TASK TO COMPLETE: Check each line of the records below for the word "JSON" and give the number of lines that have it, with nothing added.

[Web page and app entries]
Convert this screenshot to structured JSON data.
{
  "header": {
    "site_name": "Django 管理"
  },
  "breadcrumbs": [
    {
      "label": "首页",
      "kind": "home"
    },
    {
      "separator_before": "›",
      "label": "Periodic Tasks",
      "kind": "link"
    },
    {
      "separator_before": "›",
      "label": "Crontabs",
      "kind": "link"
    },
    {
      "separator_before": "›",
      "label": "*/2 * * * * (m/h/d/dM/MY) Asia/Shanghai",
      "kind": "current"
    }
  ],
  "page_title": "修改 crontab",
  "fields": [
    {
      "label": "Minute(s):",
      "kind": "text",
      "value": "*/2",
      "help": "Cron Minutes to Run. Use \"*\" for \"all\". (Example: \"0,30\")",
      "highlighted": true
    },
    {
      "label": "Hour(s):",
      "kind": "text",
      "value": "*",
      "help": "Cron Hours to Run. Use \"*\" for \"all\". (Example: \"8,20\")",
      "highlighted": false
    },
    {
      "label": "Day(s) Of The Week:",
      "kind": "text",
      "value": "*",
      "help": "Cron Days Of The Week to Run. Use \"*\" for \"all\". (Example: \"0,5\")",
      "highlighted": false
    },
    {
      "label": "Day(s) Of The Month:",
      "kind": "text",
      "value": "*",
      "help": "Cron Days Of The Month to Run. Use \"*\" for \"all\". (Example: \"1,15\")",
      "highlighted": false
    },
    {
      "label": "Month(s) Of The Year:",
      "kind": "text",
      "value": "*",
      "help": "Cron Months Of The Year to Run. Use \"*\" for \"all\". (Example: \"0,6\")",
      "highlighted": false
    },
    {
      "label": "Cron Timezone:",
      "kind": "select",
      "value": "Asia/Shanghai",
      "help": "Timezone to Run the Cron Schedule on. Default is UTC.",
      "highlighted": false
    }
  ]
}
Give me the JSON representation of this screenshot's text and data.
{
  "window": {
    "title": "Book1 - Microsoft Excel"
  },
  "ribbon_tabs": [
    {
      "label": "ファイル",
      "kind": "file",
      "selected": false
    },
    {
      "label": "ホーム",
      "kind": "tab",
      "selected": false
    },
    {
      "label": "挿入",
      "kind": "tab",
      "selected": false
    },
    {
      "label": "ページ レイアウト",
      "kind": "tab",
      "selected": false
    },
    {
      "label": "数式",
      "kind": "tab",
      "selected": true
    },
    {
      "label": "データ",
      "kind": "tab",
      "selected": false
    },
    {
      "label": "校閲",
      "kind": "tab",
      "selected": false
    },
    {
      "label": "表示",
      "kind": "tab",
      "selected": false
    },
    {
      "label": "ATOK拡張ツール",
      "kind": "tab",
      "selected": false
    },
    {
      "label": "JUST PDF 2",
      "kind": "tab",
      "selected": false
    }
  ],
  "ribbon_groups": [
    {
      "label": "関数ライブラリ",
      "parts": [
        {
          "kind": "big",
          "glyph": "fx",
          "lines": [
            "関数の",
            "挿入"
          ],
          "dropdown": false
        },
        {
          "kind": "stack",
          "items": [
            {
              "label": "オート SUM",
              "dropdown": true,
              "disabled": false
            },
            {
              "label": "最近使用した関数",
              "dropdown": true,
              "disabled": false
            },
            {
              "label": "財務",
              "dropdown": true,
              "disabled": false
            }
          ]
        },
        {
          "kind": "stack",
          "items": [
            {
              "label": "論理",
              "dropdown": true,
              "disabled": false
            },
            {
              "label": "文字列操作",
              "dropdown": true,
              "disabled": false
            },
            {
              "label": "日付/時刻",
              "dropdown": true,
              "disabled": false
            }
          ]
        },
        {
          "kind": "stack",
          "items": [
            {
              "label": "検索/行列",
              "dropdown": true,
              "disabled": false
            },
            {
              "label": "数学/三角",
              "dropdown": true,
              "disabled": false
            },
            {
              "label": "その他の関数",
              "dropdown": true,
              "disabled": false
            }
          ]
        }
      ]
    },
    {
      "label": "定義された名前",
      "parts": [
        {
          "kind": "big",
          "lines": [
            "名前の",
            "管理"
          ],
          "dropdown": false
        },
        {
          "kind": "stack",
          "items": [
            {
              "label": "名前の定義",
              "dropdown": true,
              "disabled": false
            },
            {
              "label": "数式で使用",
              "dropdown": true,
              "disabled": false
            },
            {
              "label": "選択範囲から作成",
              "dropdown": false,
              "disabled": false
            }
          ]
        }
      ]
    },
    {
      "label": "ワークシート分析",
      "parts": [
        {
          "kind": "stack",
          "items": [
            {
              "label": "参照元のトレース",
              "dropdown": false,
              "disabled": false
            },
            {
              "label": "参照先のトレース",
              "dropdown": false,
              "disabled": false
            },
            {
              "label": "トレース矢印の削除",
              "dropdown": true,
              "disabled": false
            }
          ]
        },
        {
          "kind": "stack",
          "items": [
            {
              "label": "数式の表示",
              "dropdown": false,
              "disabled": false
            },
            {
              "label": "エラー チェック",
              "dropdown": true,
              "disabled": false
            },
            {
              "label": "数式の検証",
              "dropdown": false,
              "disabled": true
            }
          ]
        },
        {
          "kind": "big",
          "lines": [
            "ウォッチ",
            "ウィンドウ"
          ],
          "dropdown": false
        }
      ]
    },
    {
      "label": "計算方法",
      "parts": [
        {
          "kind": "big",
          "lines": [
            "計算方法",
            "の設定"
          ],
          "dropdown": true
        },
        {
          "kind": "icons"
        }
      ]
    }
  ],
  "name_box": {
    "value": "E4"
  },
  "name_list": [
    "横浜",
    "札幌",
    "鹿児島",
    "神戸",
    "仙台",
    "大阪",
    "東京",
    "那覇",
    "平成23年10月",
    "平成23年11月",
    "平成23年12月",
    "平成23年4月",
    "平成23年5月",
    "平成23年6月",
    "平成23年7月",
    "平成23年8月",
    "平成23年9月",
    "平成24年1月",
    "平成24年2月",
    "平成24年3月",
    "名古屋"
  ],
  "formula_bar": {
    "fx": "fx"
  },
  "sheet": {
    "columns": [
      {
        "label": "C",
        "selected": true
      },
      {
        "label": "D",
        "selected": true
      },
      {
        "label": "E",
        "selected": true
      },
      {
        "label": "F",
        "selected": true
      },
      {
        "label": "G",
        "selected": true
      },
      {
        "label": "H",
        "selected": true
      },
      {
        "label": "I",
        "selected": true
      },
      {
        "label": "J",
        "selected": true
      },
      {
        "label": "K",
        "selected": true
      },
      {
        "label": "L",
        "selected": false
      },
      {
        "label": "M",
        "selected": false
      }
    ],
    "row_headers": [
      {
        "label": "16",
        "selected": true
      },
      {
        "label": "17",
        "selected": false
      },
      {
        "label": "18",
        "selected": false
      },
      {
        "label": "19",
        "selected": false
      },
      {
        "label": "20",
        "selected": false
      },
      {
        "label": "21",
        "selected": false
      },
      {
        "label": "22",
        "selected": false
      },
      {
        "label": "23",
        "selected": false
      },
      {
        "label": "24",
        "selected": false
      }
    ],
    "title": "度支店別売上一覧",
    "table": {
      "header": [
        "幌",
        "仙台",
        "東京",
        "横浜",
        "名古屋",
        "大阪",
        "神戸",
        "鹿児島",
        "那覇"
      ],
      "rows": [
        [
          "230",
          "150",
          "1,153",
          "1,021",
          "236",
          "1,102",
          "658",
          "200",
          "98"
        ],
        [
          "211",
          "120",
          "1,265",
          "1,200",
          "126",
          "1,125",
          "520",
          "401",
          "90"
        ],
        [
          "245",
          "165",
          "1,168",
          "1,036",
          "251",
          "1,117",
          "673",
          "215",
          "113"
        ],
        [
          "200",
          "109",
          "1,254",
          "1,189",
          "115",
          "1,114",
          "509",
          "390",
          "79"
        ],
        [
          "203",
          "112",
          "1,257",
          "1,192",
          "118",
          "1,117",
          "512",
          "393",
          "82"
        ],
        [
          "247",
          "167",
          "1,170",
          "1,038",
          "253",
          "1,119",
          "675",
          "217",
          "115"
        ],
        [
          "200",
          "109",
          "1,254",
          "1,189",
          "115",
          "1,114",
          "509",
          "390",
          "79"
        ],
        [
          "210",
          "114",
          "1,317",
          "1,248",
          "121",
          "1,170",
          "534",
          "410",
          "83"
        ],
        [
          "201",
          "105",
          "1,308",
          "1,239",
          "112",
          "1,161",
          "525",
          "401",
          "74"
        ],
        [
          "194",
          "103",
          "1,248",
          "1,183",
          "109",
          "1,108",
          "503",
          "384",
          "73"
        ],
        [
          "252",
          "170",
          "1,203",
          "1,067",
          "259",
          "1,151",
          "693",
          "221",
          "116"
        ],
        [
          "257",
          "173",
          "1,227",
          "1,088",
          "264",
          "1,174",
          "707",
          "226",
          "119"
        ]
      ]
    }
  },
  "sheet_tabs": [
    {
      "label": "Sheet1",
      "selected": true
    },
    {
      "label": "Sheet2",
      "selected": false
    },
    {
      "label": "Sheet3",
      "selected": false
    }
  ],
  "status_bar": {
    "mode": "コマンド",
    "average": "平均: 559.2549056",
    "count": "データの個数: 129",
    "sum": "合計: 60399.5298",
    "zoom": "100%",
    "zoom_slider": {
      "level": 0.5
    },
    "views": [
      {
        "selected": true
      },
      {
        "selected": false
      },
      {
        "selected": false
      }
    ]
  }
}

ANSWER TO THIS EXERCISE: 2